Friday, 22 August, 2008

DETAILS of up to 127,000 criminals have been lost in a major security scandal at the Home Office, the Daily Express can reveal.

A computer memory stick containing names, addresses and offences of more than 40,000 persistent offenders and every prisoner currently locked up has vanished.

The information watchdog yesterday said that mishandling such important data was a "toxic liability" and called the fiasco "deeply worrying".

The details were lost on Monday but the Home Office kept the blunder a secret and only admitted it yesterday when quizzed by journalists.

gjhfgjhhThe Daily Telegraph, Number of child criminals soars

Tuesday, 19 August, 2008

THE number of children repeatedly committing crimes has soared by two-thirds since Labour came to power.

Ministry of Justice figures show that since 1997 the number of "persistent young offenders'' has increased from 9,868 to 16,512.
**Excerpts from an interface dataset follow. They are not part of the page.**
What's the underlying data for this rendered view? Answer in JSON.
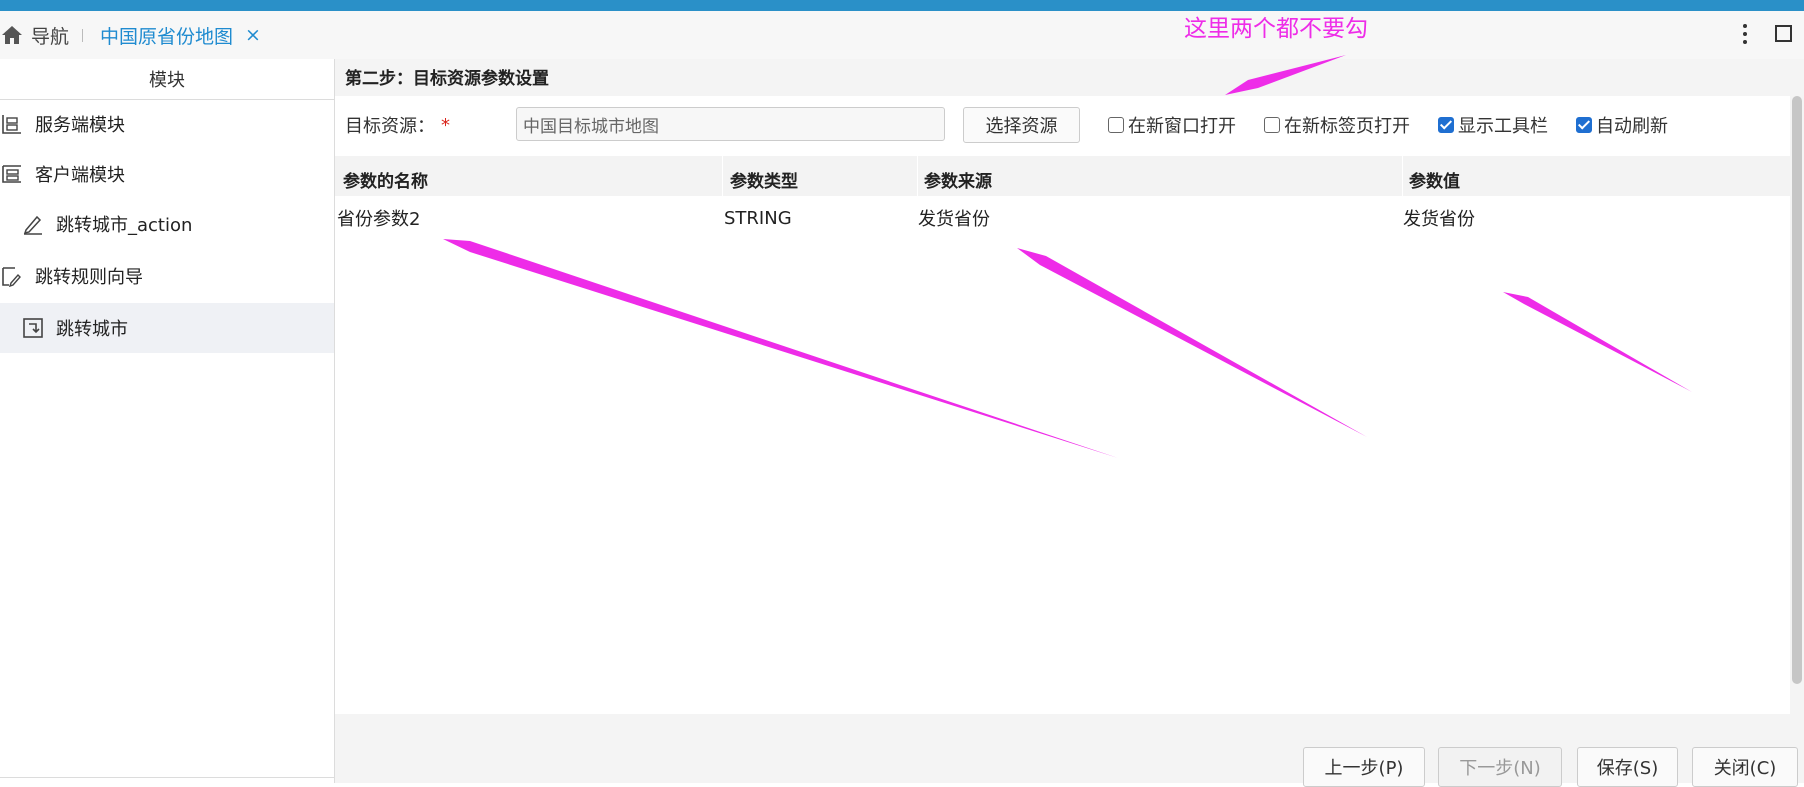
{
  "tabs": {
    "home_label": "导航",
    "active_tab_label": "中国原省份地图",
    "close_glyph": "×"
  },
  "sidebar": {
    "header": "模块",
    "items": [
      {
        "label": "服务端模块",
        "icon": "server-module-icon"
      },
      {
        "label": "客户端模块",
        "icon": "client-module-icon"
      },
      {
        "label": "跳转城市_action",
        "icon": "edit-pen-icon"
      },
      {
        "label": "跳转规则向导",
        "icon": "rule-wizard-icon"
      },
      {
        "label": "跳转城市",
        "icon": "jump-link-icon",
        "selected": true
      }
    ]
  },
  "main": {
    "step_title": "第二步：目标资源参数设置",
    "target_resource": {
      "label": "目标资源：",
      "required_mark": "*",
      "value": "中国目标城市地图"
    },
    "select_resource_button": "选择资源",
    "options": [
      {
        "label": "在新窗口打开",
        "checked": false
      },
      {
        "label": "在新标签页打开",
        "checked": false
      },
      {
        "label": "显示工具栏",
        "checked": true
      },
      {
        "label": "自动刷新",
        "checked": true
      }
    ],
    "table": {
      "columns": [
        "参数的名称",
        "参数类型",
        "参数来源",
        "参数值"
      ],
      "rows": [
        [
          "省份参数2",
          "STRING",
          "发货省份",
          "发货省份"
        ]
      ]
    },
    "buttons": {
      "prev": "上一步(P)",
      "next": "下一步(N)",
      "save": "保存(S)",
      "close": "关闭(C)"
    }
  },
  "annotation": {
    "text": "这里两个都不要勾",
    "color": "#ee2ce8"
  },
  "colors": {
    "accent_blue": "#2a90c8",
    "tab_active_text": "#1f8bd0",
    "checkbox_checked": "#1f6fd1",
    "required_star": "#d9251c"
  }
}
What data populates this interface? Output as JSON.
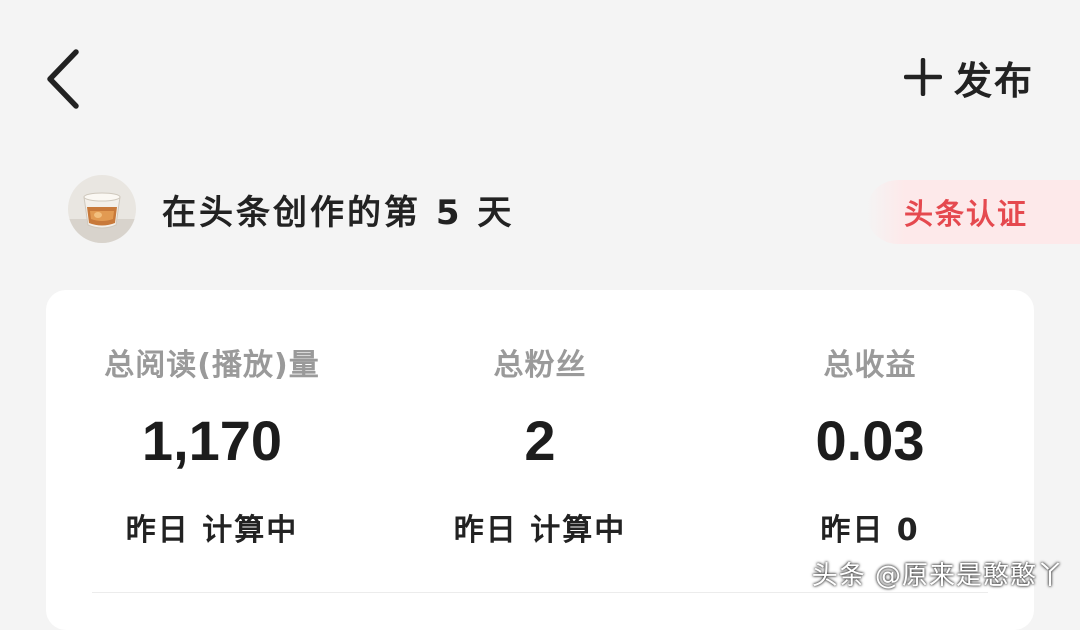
{
  "header": {
    "back_icon": "chevron-left-icon",
    "publish_icon": "plus-icon",
    "publish_label": "发布"
  },
  "profile": {
    "avatar_icon": "avatar-drink-image",
    "creator_days_text": "在头条创作的第 5 天",
    "certification_label": "头条认证",
    "certification_color": "#e5494f"
  },
  "stats": [
    {
      "label": "总阅读(播放)量",
      "value": "1,170",
      "sub": "昨日 计算中"
    },
    {
      "label": "总粉丝",
      "value": "2",
      "sub": "昨日 计算中"
    },
    {
      "label": "总收益",
      "value": "0.03",
      "sub": "昨日 0"
    }
  ],
  "watermark": "头条 @原来是憨憨丫"
}
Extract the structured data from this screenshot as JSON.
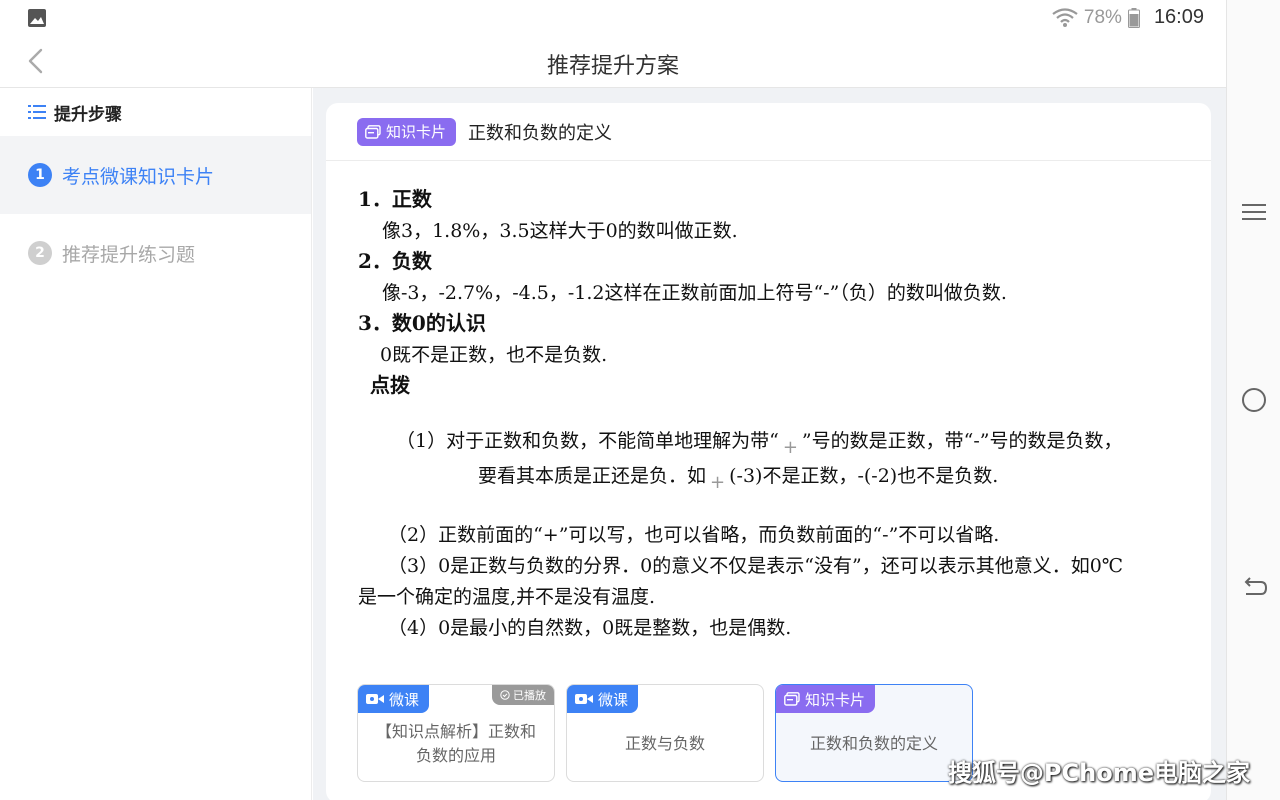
{
  "status_bar": {
    "battery": "78%",
    "time": "16:09"
  },
  "title_bar": {
    "title": "推荐提升方案"
  },
  "sidebar": {
    "heading": "提升步骤",
    "steps": [
      {
        "num": "1",
        "label": "考点微课知识卡片"
      },
      {
        "num": "2",
        "label": "推荐提升练习题"
      }
    ]
  },
  "card": {
    "tag": "知识卡片",
    "title": "正数和负数的定义",
    "lines": [
      "1．正数",
      "像3，1.8%，3.5这样大于0的数叫做正数.",
      "2．负数",
      "像-3，-2.7%，-4.5，-1.2这样在正数前面加上符号“-”（负）的数叫做负数.",
      "3．数0的认识",
      "0既不是正数，也不是负数.",
      "点拨",
      "（1）对于正数和负数，不能简单地理解为带“",
      "”号的数是正数，带“-”号的数是负数，",
      "要看其本质是正还是负．如",
      "(-3)不是正数，-(-2)也不是负数.",
      "（2）正数前面的“+”可以写，也可以省略，而负数前面的“-”不可以省略.",
      "（3）0是正数与负数的分界．0的意义不仅是表示“没有”，还可以表示其他意义．如0℃",
      "是一个确定的温度,并不是没有温度.",
      "（4）0是最小的自然数，0既是整数，也是偶数."
    ],
    "plus_glyph": "+"
  },
  "related": [
    {
      "tag": "微课",
      "badge": "已播放",
      "text": "【知识点解析】正数和负数的应用"
    },
    {
      "tag": "微课",
      "text": "正数与负数"
    },
    {
      "tag": "知识卡片",
      "text": "正数和负数的定义"
    }
  ],
  "watermark": "搜狐号@PChome电脑之家"
}
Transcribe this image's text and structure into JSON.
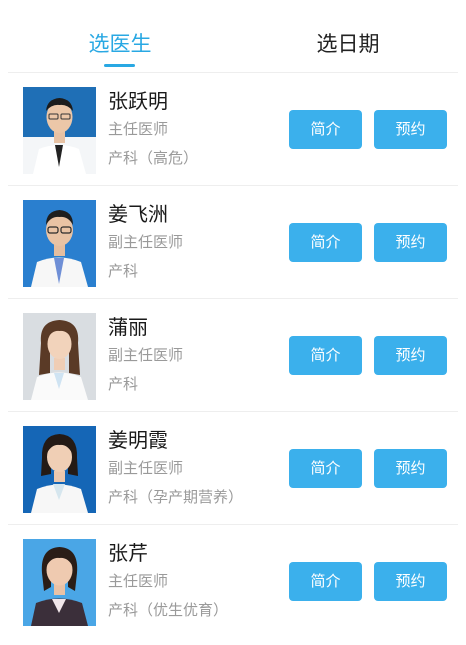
{
  "theme": {
    "accent": "#29a8e3",
    "button_bg": "#3bb0ec"
  },
  "tabs": [
    {
      "label": "选医生",
      "active": true
    },
    {
      "label": "选日期",
      "active": false
    }
  ],
  "doctors": [
    {
      "name": "张跃明",
      "title": "主任医师",
      "department": "产科（高危）",
      "photo": "doctor-photo-male-glasses",
      "intro_label": "简介",
      "book_label": "预约"
    },
    {
      "name": "姜飞洲",
      "title": "副主任医师",
      "department": "产科",
      "photo": "doctor-photo-male-glasses",
      "intro_label": "简介",
      "book_label": "预约"
    },
    {
      "name": "蒲丽",
      "title": "副主任医师",
      "department": "产科",
      "photo": "doctor-photo-female",
      "intro_label": "简介",
      "book_label": "预约"
    },
    {
      "name": "姜明霞",
      "title": "副主任医师",
      "department": "产科（孕产期营养）",
      "photo": "doctor-photo-female",
      "intro_label": "简介",
      "book_label": "预约"
    },
    {
      "name": "张芹",
      "title": "主任医师",
      "department": "产科（优生优育）",
      "photo": "doctor-photo-female",
      "intro_label": "简介",
      "book_label": "预约"
    }
  ]
}
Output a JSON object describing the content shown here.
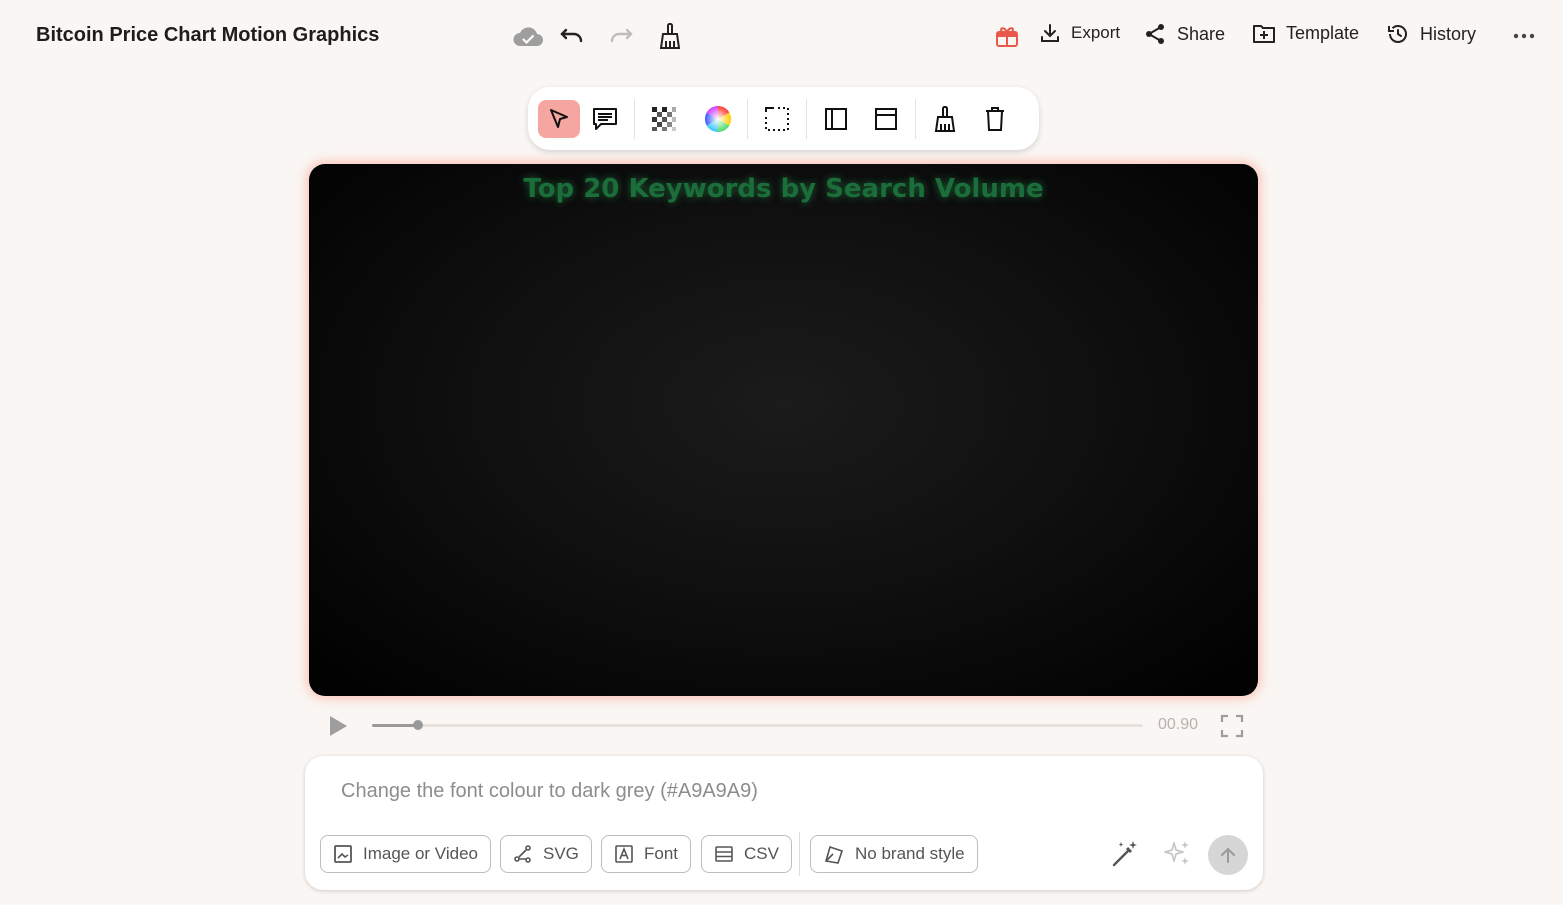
{
  "header": {
    "title": "Bitcoin Price Chart Motion Graphics",
    "export_label": "Export",
    "share_label": "Share",
    "template_label": "Template",
    "history_label": "History"
  },
  "toolbar": {
    "tools": [
      "select",
      "comment",
      "transparency",
      "color",
      "crop",
      "panel-left",
      "panel-top",
      "clean",
      "delete"
    ],
    "active_tool": "select",
    "active_color": "#f6a6a0"
  },
  "canvas": {
    "title": "Top 20 Keywords by Search Volume",
    "title_color": "#1b6d3a"
  },
  "player": {
    "time": "00.90",
    "progress": 0.06
  },
  "prompt": {
    "placeholder": "Change the font colour to dark grey (#A9A9A9)",
    "chips": {
      "media": "Image or Video",
      "svg": "SVG",
      "font": "Font",
      "csv": "CSV",
      "brand": "No brand style"
    }
  },
  "colors": {
    "accent": "#e8594b",
    "background": "#faf6f3",
    "glow": "#faa08c"
  }
}
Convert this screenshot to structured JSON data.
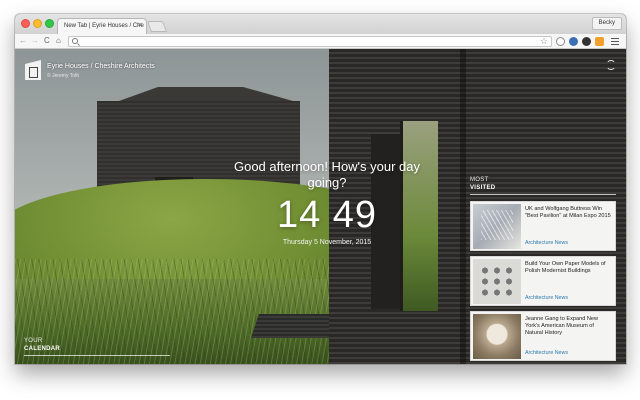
{
  "browser": {
    "tab_title": "New Tab | Eyrie Houses / Che",
    "tab_close": "×",
    "profile": "Becky",
    "back_glyph": "←",
    "forward_glyph": "→",
    "reload_glyph": "C",
    "home_glyph": "⌂",
    "star_glyph": "☆"
  },
  "photo": {
    "title": "Eyrie Houses / Cheshire Architects",
    "credit": "© Jeremy Toth"
  },
  "greeting": "Good afternoon! How's your day going?",
  "clock": "14 49",
  "date": "Thursday 5 November, 2015",
  "most_visited": {
    "heading_top": "MOST",
    "heading_bottom": "VISITED",
    "items": [
      {
        "title": "UK and Wolfgang Buttress Win \"Best Pavilion\" at Milan Expo 2015",
        "source": "Architecture News"
      },
      {
        "title": "Build Your Own Paper Models of Polish Modernist Buildings",
        "source": "Architecture News"
      },
      {
        "title": "Jeanne Gang to Expand New York's American Museum of Natural History",
        "source": "Architecture News"
      }
    ]
  },
  "calendar": {
    "heading_top": "YOUR",
    "heading_bottom": "CALENDAR"
  }
}
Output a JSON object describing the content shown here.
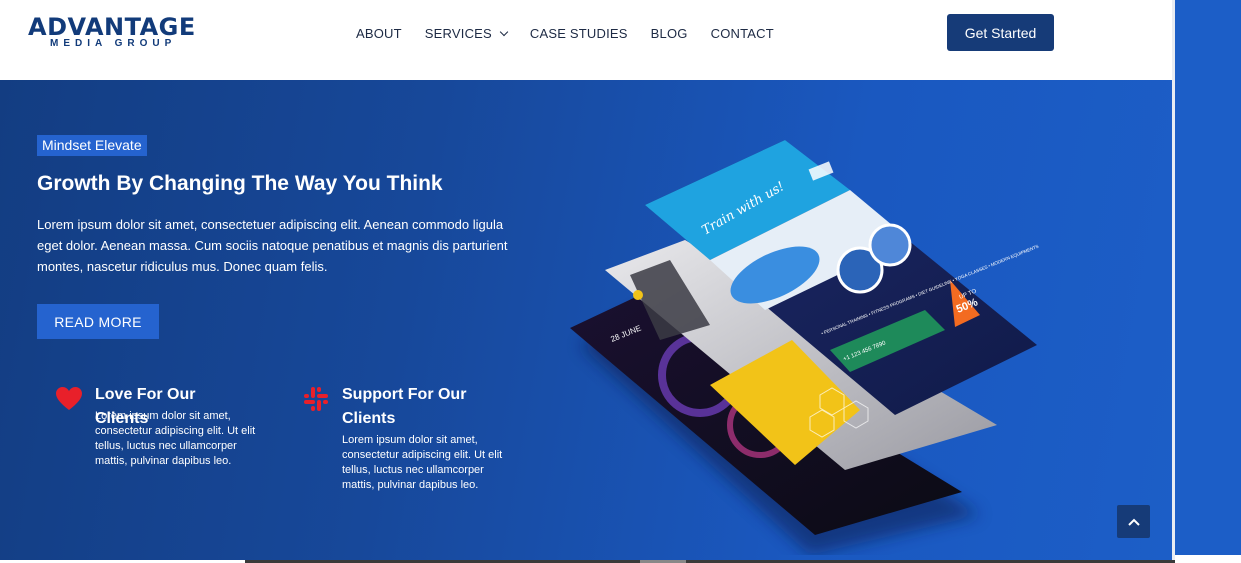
{
  "header": {
    "logo_main": "ADVANTAGE",
    "logo_sub": "MEDIA GROUP",
    "nav": [
      {
        "label": "ABOUT"
      },
      {
        "label": "SERVICES",
        "has_dropdown": true
      },
      {
        "label": "CASE STUDIES"
      },
      {
        "label": "BLOG"
      },
      {
        "label": "CONTACT"
      }
    ],
    "cta_label": "Get Started"
  },
  "hero": {
    "badge": "Mindset Elevate",
    "title": "Growth By Changing The Way You Think",
    "text": "Lorem ipsum dolor sit amet, consectetuer adipiscing elit. Aenean commodo ligula eget dolor. Aenean massa. Cum sociis natoque penatibus et magnis dis parturient montes, nascetur ridiculus mus. Donec quam felis.",
    "button_label": "READ MORE",
    "features": [
      {
        "icon": "heart-icon",
        "title": "Love For Our Clients",
        "text": "Lorem ipsum dolor sit amet, consectetur adipiscing elit. Ut elit tellus, luctus nec ullamcorper mattis, pulvinar dapibus leo."
      },
      {
        "icon": "slack-icon",
        "title": "Support For Our Clients",
        "text": "Lorem ipsum dolor sit amet, consectetur adipiscing elit. Ut elit tellus, luctus nec ullamcorper mattis, pulvinar dapibus leo."
      }
    ]
  },
  "mockup": {
    "flyer_heading": "Train with us!",
    "discount_label": "UP TO",
    "discount_value": "50%",
    "phone": "+1 123 456 7890",
    "date_label": "28 JUNE",
    "bullets": "• PERSONAL TRAINING • FITNESS PROGRAMS • DIET GUIDELINE • YOGA CLASSES • MODERN EQUIPMENTS"
  },
  "scroll_top_icon": "chevron-up-icon",
  "colors": {
    "brand_navy": "#163b78",
    "accent_blue": "#2563cf",
    "hero_start": "#133d82",
    "hero_end": "#1c5ec7",
    "heart_red": "#e8202a"
  }
}
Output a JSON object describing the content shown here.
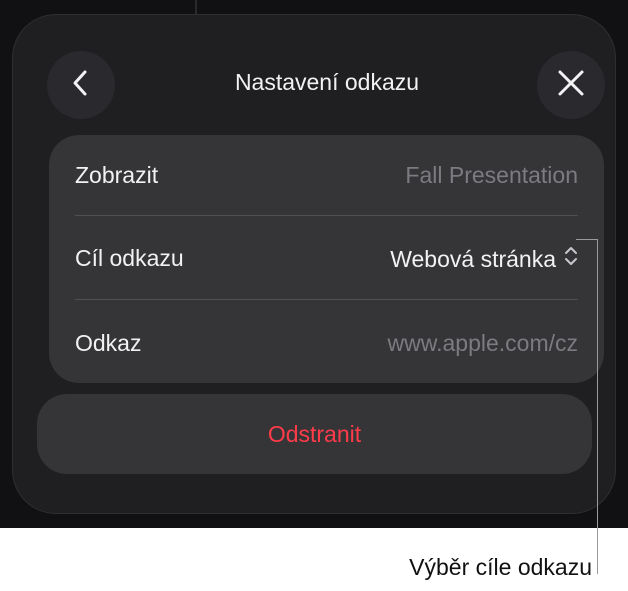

The number of offences they committed has nearly doubled to more than 30,000 a year.

gjhfgjhhThe Times: Put foot down on car criminals

Saturday, 9 August, 2008

AS RESPECTABLE readers of the The Times, you almost certainly pay your road tax on time, buy insurance for your car and register your vehicle correctly with the Driver and Vehicle Licensing Agency (DVLA). Sadly, a growing number of drivers flout the rules, and it is the rest of us who are picking up the tab.

gjhfgjhhDaily Mail: How half a police officer's day is spent filling in forms

Thursday, 7 August, 2008

POLICE officers are being forced to spend up to half their working day on paperwork rather than patrolling the streets, it was revealed yesterday.

Despite Government claims about reducing bureaucracy, Home Office figures showed that a tide of socalled 'incident-related paperwork' is keeping officers off the beat.

The term refers largely to forms relating to arrests or interventions such as stop-and-search.

gjhfgjhhDaily Star: Highway Robbery

Thursday, 7 August, 2008

Labour rakes in speed cash

SPEEDING tickets are bringing in £200 a minute- a rate four times higher than when Labour came to power.

The huge rise in income has followed a massive expansion in the number of speed cameras on our roads.

The Home Office hs revealed that 1.8million tickets are now being issued each year, or 4,850 a day.

In 1997, only 713,000 fixed penalty notices were handed to drivers.

Syndicate content